Burgundy. Given what we now know, we’re starting to understand the recurring biblical theme in French wine. Fitting given that most of the vineyards belonged to the Church.
In the beginning, it was the Benedictine monks who first married the land to the grape, acting as défricheurs (ground clearers) so to speak. But also biblical in a sense that one, small piece of land can produce such incredibly diverse wines. The writer Matt Kramer says: “Even the most skeptical are willing, after savouring a genuinely great Burgundy, to concede that there may well be - dare one say it? - a Presence in the universe beyond our own."
Now Burgundy lies west of the Saône, a tributary of the Rhône and is known for its Pinot Noir and Chardonnay first, and then its Gamay and Aligoté. The region contains more Appellations d’origine contrôlée (France’s highest quality wines) than any other, most of them located in the Côte d’Or (’The Golden Coast’) , which is divided into the Côte de Nuits and the Côte de Beaune. Generally speaking the Côte de Nuits is known for its red wine and the Côte de Beaune for its white. This TINY piece of land, 48km long and 3km wide (approximately), houses THE most expensive wines in the world with literally hundreds of vineyards occupying every inch of it. Now we know we are at risk of overusing the term ‘THE’; ‘THE best vineyard’, ‘THE most expensive wine’. You have to understand that each region, each region WITHIN a region has its own history, its own culture and can be seen as the ‘THE’ of that particular area; in short, we’ll be mentioning a few more THEs yet. THE highest prices however are awarded to a select few and MOSTLY to the French. One very expensive French Burgundian brand, for instance, is Domaine de la Romanée-Conti. The price of which is very much a result of John Locke’s law of supply and demand. It’s quite simple really, their most prized vineyard Romanée Conti’s vines are all almost 50 years old and therefore do not yield a lot of grapes (they say it takes three vines to produce one bottle), producing only 450 cases annually, making supply TINY and demand MONSTROUS by comparison. Wines from this specific vineyard are sold at $10 000 a bottle, give or take.

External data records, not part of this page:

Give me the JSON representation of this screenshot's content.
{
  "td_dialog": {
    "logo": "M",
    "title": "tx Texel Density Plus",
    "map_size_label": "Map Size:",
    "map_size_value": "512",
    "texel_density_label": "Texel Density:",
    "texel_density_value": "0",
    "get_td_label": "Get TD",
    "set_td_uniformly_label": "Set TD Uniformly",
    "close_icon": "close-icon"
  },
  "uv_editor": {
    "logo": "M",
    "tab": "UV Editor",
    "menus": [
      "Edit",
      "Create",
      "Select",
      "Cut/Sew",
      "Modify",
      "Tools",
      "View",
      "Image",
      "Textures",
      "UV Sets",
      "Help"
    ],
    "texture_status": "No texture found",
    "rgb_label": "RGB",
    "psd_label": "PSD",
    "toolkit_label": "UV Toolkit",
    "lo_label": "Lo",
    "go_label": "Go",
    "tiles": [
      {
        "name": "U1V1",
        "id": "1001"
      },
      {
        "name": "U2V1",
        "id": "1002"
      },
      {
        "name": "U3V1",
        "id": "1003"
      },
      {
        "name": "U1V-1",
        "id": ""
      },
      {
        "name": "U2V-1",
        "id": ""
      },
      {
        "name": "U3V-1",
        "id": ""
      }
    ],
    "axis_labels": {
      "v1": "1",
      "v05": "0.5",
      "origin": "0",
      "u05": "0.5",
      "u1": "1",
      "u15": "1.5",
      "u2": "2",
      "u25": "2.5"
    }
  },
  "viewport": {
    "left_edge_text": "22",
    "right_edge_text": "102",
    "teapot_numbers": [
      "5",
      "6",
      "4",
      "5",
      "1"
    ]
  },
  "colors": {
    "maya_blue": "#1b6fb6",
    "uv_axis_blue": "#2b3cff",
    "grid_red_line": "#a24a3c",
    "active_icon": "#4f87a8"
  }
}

But it’s not just the tiny supply, is it? No, there’s a history…and the terroir, THE terroir.
Domaine de la Romanée-Conti’s history reads like the old testament (if you’d indulge us our biblical thread); as a result of Napoleon’s inheritance laws, being passed from father to son, son to daughters, daughters to nieces, nieces to brothers…finally bestowing ownership/custodianship on a M. Aubert de Villaine and M. Henry-Frédéric Roch today. From such auspicious beginnings as eliciting a bidding war between Louis XV’s Madame de Pompadour and Louis François de Bourbon, Prince De Conti (the name bearing witness to the victor); outliving (and surviving) the French revolution; to the acquisition of no less than 8 Grand Cru sites dotted around the Côte d’Or. DRC is one of the most bespoke collections of vineyards, quite possibly, in the world (though we’d urge you to judge for yourself, our tastes are far reaching and as our loyalties lie in the New World we’re wont to disagree). In 2010 DRC’s reputation even landed it at the centre of a hostage situation… a vine hostage situation. Monsieur de Villaine and Roch each receiving ransom notes from a Jacques Soltys threatening to poison the golden slope if he were not to receive a million Euros at a specific time and location, indicating that he had already poisoned and killed two of the vines in warning. Writer, Maximillian Potter, writes a riveting article for Vanity Fair on the subject, should the underbelly of the fine wine world interest you. Needless to say the golden slope escaped unscathed, but ‘The Assassin in the Vineyard’ merely adds to the mystique surrounding the place. Though we love a good story, the proof is in the wine and DRC’s Pinot Noir and Chablis are said to be the finest examples of their kind. As is our custom we were able to procure two for your consideration. Should their price tag deter however, there are a number of alternative (if not preferable) Burgundian wines to consider, but we'll leave that to you.